It won't be long before the historic Kemper-Gunn House is on the move. Plans for the structure's relocation from 35 Church Lane to a 0.13-acre spot at the nearby town-owned Baldwin parking lot on Elm Street are taking shape.
The 130-year-old, Queen Anne-style structure is now fenced-off and some of the original stained glass windows, including those in an upstairs attic space, have been removed and those spaces boarded up.
What's not visible from the outside are the pre-move preparations inside, where any items of historical significance have been salvaged, according to David Waldman, the developer who plans to re-purpose the building into retail and commercial space. Waldman has agreed to preserve the structure and move it to make way for his development team's multi-use Bedford Square project on the site of the Westport Weston Family Y.
These salvaged items include the original doors and frames, bricks, tiles and hardware, Waldman said Friday.
Waldman said he plans to begin excavating the house's new location at 35 Elm St. within a month and the relocation of the building should take place in late October or early November, Waldman said. The move could take three days.

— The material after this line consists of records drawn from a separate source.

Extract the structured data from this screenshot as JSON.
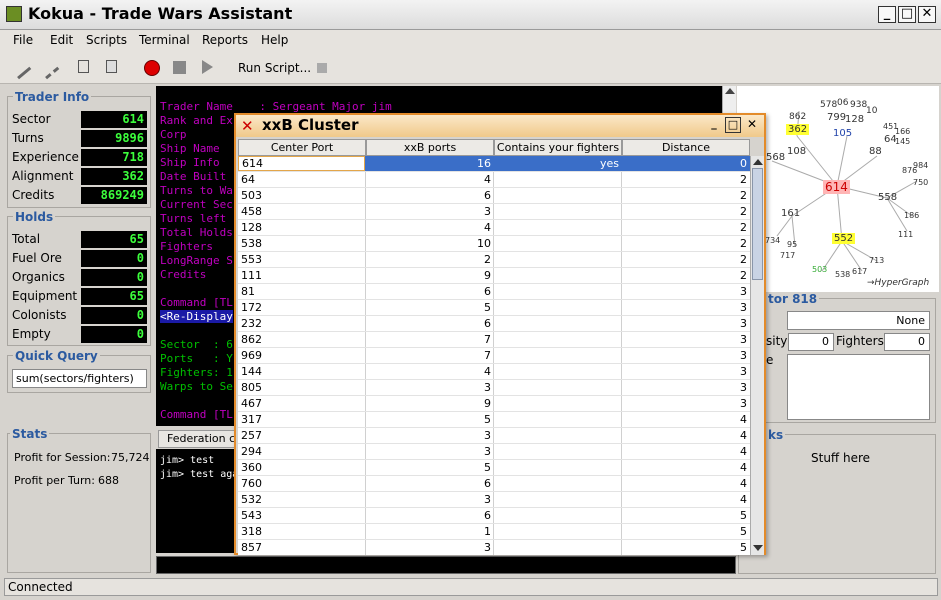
{
  "window": {
    "title": "Kokua - Trade Wars Assistant"
  },
  "menu": [
    "File",
    "Edit",
    "Scripts",
    "Terminal",
    "Reports",
    "Help"
  ],
  "toolbar": {
    "run_script": "Run Script..."
  },
  "trader": {
    "title": "Trader Info",
    "rows": [
      {
        "label": "Sector",
        "value": "614"
      },
      {
        "label": "Turns",
        "value": "9896"
      },
      {
        "label": "Experience",
        "value": "718"
      },
      {
        "label": "Alignment",
        "value": "362"
      },
      {
        "label": "Credits",
        "value": "869249"
      }
    ]
  },
  "holds": {
    "title": "Holds",
    "rows": [
      {
        "label": "Total",
        "value": "65"
      },
      {
        "label": "Fuel Ore",
        "value": "0"
      },
      {
        "label": "Organics",
        "value": "0"
      },
      {
        "label": "Equipment",
        "value": "65"
      },
      {
        "label": "Colonists",
        "value": "0"
      },
      {
        "label": "Empty",
        "value": "0"
      }
    ]
  },
  "quick_query": {
    "title": "Quick Query",
    "value": "sum(sectors/fighters)"
  },
  "stats": {
    "title": "Stats",
    "profit_session_label": "Profit for Session:",
    "profit_session": "75,724",
    "profit_turn_label": "Profit per Turn:",
    "profit_turn": "688"
  },
  "terminal": {
    "lines": [
      {
        "t": "Trader Name    : Sergeant Major jim",
        "c": "#c000c0"
      },
      {
        "t": "Rank and Ex",
        "c": "#c000c0"
      },
      {
        "t": "Corp",
        "c": "#c000c0"
      },
      {
        "t": "Ship Name",
        "c": "#c000c0"
      },
      {
        "t": "Ship Info",
        "c": "#c000c0"
      },
      {
        "t": "Date Built",
        "c": "#c000c0"
      },
      {
        "t": "Turns to Wa",
        "c": "#c000c0"
      },
      {
        "t": "Current Sec",
        "c": "#c000c0"
      },
      {
        "t": "Turns left",
        "c": "#c000c0"
      },
      {
        "t": "Total Holds",
        "c": "#c000c0"
      },
      {
        "t": "Fighters",
        "c": "#c000c0"
      },
      {
        "t": "LongRange S",
        "c": "#c000c0"
      },
      {
        "t": "Credits",
        "c": "#c000c0"
      },
      {
        "t": "",
        "c": "#c000c0"
      },
      {
        "t": "Command [TL",
        "c": "#c000c0"
      },
      {
        "t": "<Re-Display",
        "c": "#ffffff"
      },
      {
        "t": "",
        "c": "#c000c0"
      },
      {
        "t": "Sector  : 6",
        "c": "#00c000"
      },
      {
        "t": "Ports   : Y",
        "c": "#00c000"
      },
      {
        "t": "Fighters: 1",
        "c": "#00c000"
      },
      {
        "t": "Warps to Se",
        "c": "#00c000"
      },
      {
        "t": "",
        "c": "#c000c0"
      },
      {
        "t": "Command [TL",
        "c": "#c000c0"
      }
    ]
  },
  "fed": {
    "tab": "Federation c",
    "lines": [
      "jim> test",
      "jim> test agai"
    ]
  },
  "cluster": {
    "title": "xxB Cluster",
    "headers": [
      "Center Port",
      "xxB ports",
      "Contains your fighters",
      "Distance"
    ],
    "rows": [
      [
        "614",
        "16",
        "yes",
        "0"
      ],
      [
        "64",
        "4",
        "",
        "2"
      ],
      [
        "503",
        "6",
        "",
        "2"
      ],
      [
        "458",
        "3",
        "",
        "2"
      ],
      [
        "128",
        "4",
        "",
        "2"
      ],
      [
        "538",
        "10",
        "",
        "2"
      ],
      [
        "553",
        "2",
        "",
        "2"
      ],
      [
        "111",
        "9",
        "",
        "2"
      ],
      [
        "81",
        "6",
        "",
        "3"
      ],
      [
        "172",
        "5",
        "",
        "3"
      ],
      [
        "232",
        "6",
        "",
        "3"
      ],
      [
        "862",
        "7",
        "",
        "3"
      ],
      [
        "969",
        "7",
        "",
        "3"
      ],
      [
        "144",
        "4",
        "",
        "3"
      ],
      [
        "805",
        "3",
        "",
        "3"
      ],
      [
        "467",
        "9",
        "",
        "3"
      ],
      [
        "317",
        "5",
        "",
        "4"
      ],
      [
        "257",
        "3",
        "",
        "4"
      ],
      [
        "294",
        "3",
        "",
        "4"
      ],
      [
        "360",
        "5",
        "",
        "4"
      ],
      [
        "760",
        "6",
        "",
        "4"
      ],
      [
        "532",
        "3",
        "",
        "4"
      ],
      [
        "543",
        "6",
        "",
        "5"
      ],
      [
        "318",
        "1",
        "",
        "5"
      ],
      [
        "857",
        "3",
        "",
        "5"
      ]
    ]
  },
  "sector": {
    "title": "tor 818",
    "none": "None",
    "sity": "sity",
    "density": "0",
    "fighters_label": "Fighters",
    "fighters": "0",
    "e": "e"
  },
  "notes": {
    "title": "ks",
    "text": "Stuff here"
  },
  "graph": {
    "label": "→HyperGraph",
    "nodes": [
      "862",
      "578",
      "06",
      "938",
      "10",
      "799",
      "128",
      "362",
      "105",
      "568",
      "108",
      "88",
      "451",
      "166",
      "64",
      "145",
      "614",
      "876",
      "984",
      "750",
      "558",
      "186",
      "161",
      "111",
      "734",
      "95",
      "717",
      "552",
      "713",
      "503",
      "538",
      "617"
    ]
  },
  "status": "Connected"
}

Also on the Kemper-Gunn site, two signs announcing the pending Bedford Square development were recently posted. A large one shows a rendering of the project and states, "Available retail 1,000 --10,000 sf." Another smaller one also has a rendering with the words Bedford Square at the top. Both include the phone number of listing agents.
The house was saved from the wrecking ball last October when the Representative Town Meeting, in a unanimous vote, overturned a 4-2 vote by the Planning and Zoning Commission that rejected the proposed move. New members subsequently were elected to the P&Z in the municipal election the following month.
The Board of Selectmen last month approved the lease agreement for the town property on Elm Street where it will take up 22 parking spaces on the lot.
During the course of about 20 months, the relocation plan was reviewed by six different boards for approval.